Segment Open
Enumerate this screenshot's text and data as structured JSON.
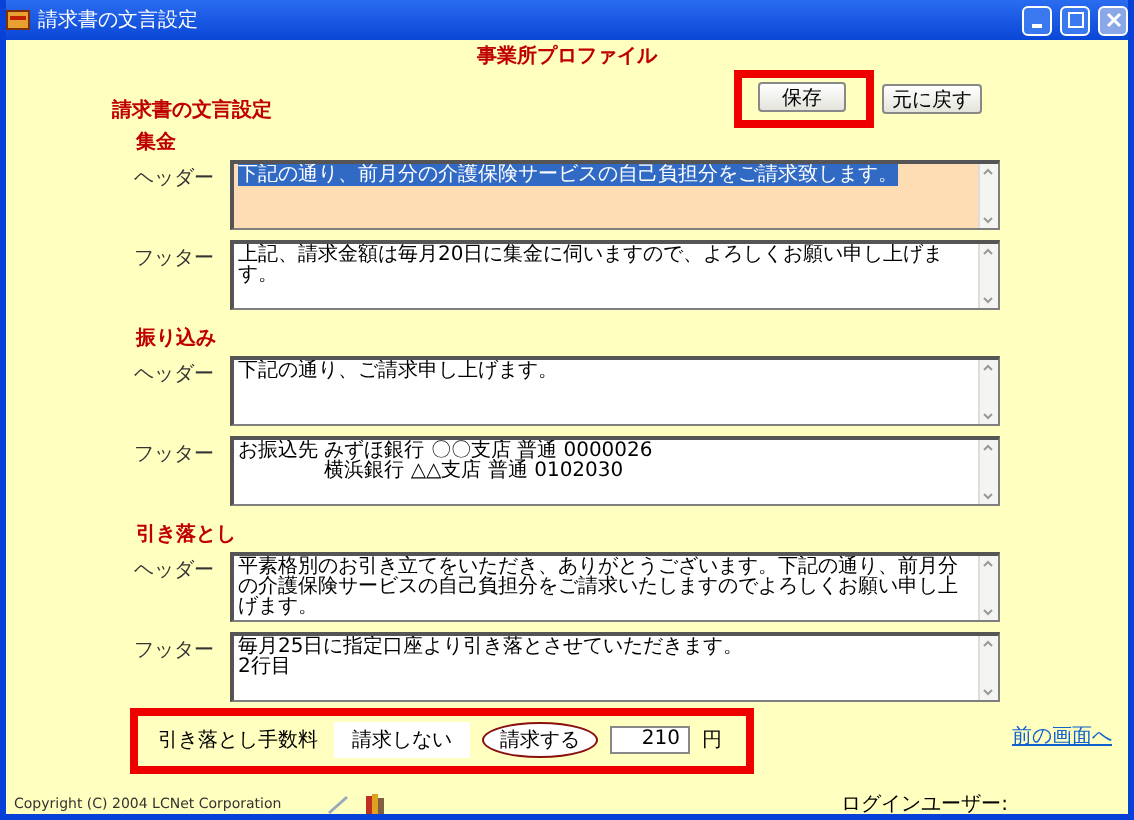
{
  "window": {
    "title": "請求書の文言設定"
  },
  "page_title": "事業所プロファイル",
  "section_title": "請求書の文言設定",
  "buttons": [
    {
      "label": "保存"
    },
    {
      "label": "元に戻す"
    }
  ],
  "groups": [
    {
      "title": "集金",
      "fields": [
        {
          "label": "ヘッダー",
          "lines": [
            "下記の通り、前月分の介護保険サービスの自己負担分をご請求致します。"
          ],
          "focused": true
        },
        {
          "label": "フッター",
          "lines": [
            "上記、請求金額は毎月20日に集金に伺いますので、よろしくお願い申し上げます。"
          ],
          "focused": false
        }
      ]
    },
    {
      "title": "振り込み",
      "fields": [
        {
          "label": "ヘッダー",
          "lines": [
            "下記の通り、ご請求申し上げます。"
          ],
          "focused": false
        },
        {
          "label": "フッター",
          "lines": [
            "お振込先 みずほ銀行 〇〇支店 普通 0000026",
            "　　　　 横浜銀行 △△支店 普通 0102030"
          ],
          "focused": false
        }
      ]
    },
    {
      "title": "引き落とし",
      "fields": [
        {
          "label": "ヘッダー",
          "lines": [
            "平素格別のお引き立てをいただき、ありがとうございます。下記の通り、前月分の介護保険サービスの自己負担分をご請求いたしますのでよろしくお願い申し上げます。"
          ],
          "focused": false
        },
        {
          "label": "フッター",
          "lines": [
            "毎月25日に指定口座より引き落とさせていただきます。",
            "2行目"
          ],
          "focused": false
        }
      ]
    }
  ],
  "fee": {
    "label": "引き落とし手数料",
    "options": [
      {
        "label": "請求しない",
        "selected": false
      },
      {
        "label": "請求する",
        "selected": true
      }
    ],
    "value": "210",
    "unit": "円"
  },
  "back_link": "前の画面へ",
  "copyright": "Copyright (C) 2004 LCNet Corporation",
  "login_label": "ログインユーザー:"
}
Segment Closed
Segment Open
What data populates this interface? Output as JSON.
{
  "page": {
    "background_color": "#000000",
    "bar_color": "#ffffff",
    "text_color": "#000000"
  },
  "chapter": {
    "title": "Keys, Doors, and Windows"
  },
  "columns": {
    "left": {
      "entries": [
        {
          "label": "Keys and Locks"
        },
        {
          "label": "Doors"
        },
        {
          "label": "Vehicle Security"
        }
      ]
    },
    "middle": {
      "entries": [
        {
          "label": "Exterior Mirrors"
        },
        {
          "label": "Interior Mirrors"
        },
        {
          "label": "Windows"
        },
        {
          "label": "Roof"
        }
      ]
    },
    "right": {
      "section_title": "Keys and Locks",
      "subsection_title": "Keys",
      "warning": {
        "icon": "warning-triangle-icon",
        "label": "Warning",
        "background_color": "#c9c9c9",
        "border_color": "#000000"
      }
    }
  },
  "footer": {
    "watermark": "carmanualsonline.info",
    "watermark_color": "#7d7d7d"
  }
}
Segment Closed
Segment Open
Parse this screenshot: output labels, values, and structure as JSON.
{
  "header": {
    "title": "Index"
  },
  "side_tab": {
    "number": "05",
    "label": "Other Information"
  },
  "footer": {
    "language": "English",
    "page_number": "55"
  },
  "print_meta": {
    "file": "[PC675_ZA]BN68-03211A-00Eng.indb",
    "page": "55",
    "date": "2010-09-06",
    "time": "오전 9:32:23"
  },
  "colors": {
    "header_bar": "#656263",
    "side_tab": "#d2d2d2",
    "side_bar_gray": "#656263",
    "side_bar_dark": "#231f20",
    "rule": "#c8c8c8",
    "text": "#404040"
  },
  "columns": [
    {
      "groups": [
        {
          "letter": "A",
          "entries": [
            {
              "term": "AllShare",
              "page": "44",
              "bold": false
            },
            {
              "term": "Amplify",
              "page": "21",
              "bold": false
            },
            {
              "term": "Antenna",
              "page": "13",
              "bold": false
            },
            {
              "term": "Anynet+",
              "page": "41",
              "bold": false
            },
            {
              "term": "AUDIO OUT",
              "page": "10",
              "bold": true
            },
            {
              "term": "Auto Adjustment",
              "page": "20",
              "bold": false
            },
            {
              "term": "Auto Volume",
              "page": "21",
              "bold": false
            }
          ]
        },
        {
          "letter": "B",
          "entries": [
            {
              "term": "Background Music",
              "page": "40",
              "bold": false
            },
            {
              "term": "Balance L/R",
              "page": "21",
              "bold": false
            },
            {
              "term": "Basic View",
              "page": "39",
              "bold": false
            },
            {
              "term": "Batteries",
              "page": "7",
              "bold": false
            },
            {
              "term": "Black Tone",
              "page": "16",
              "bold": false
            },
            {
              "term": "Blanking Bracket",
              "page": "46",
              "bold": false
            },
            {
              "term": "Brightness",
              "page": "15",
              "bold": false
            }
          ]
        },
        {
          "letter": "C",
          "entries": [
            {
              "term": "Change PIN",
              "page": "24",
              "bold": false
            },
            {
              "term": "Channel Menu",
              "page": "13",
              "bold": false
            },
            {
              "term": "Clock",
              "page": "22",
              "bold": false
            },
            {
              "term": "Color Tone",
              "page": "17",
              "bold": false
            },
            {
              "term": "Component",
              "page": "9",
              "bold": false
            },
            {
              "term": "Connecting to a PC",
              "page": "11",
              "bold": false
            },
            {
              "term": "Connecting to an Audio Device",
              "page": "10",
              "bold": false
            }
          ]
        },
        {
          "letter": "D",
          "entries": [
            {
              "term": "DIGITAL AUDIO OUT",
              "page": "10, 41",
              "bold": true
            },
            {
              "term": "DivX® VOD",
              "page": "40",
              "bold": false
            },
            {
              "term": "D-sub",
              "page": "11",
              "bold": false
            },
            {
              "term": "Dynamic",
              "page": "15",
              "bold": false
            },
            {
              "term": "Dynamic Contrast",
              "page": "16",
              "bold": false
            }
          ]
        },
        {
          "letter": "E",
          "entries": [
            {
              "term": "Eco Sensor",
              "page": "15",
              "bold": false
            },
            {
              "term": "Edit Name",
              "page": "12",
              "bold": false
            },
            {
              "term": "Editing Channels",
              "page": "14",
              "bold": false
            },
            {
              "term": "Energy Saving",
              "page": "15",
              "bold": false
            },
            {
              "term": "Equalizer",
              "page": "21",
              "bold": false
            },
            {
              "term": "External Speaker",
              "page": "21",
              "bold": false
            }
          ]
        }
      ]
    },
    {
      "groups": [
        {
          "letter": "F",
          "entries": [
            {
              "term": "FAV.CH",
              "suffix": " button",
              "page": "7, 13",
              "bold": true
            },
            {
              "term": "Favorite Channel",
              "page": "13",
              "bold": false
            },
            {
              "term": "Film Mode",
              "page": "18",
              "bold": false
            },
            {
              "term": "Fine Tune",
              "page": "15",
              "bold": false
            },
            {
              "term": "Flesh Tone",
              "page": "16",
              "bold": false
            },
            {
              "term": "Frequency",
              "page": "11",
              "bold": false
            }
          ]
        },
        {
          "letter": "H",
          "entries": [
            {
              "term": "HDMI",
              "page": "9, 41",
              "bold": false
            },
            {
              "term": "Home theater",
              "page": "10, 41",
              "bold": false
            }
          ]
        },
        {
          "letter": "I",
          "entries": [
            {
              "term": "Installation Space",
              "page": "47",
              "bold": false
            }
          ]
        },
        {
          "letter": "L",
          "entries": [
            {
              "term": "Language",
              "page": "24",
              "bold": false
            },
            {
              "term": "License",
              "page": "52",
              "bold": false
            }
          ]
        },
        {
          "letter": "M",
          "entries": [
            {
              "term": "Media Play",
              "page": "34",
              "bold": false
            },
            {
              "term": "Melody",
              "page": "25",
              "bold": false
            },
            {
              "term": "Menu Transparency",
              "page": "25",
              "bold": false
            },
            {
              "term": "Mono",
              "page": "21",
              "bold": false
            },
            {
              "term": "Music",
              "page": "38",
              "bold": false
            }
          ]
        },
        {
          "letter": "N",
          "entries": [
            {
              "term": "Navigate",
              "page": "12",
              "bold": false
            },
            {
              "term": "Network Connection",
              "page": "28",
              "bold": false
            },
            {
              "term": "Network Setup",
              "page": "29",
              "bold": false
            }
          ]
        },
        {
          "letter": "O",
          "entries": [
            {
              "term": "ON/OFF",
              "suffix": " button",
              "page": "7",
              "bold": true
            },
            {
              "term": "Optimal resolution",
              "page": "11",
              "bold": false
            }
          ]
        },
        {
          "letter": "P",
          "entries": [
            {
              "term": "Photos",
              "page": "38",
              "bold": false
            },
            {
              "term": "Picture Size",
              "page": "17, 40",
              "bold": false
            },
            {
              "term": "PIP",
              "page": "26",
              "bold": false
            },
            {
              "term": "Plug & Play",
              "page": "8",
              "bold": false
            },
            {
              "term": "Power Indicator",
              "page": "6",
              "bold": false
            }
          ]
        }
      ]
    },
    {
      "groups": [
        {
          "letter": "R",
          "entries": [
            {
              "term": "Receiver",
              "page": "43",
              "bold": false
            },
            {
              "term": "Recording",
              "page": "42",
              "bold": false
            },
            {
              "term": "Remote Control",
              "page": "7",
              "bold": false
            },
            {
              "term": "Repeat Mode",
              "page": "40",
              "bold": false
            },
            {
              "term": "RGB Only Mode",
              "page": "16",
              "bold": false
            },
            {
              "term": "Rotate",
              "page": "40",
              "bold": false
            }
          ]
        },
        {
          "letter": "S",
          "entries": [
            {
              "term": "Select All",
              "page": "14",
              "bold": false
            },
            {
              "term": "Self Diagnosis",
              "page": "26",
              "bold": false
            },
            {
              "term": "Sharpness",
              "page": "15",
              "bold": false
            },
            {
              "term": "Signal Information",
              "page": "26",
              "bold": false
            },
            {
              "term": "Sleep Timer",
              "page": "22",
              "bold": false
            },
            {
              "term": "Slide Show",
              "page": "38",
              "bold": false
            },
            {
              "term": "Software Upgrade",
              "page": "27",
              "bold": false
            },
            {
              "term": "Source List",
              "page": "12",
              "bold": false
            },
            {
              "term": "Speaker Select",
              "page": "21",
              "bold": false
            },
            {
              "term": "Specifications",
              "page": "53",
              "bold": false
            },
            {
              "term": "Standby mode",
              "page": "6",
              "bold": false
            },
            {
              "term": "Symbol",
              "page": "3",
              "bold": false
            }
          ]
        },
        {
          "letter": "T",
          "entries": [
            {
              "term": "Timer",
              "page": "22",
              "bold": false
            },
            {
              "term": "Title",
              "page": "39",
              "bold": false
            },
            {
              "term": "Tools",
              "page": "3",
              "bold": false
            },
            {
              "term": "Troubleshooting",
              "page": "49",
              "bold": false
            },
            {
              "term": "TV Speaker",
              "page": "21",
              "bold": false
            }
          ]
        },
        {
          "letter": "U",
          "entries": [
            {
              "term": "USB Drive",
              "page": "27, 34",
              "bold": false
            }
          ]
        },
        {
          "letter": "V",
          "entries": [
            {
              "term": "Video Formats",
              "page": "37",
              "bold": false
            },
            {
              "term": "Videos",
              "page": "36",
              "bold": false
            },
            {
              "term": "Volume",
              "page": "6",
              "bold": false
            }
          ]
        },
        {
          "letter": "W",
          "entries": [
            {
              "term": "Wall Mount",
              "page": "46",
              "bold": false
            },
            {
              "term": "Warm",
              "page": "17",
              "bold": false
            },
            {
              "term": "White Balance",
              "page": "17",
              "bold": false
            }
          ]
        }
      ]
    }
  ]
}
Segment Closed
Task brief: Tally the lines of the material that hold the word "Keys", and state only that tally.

Written solution: 4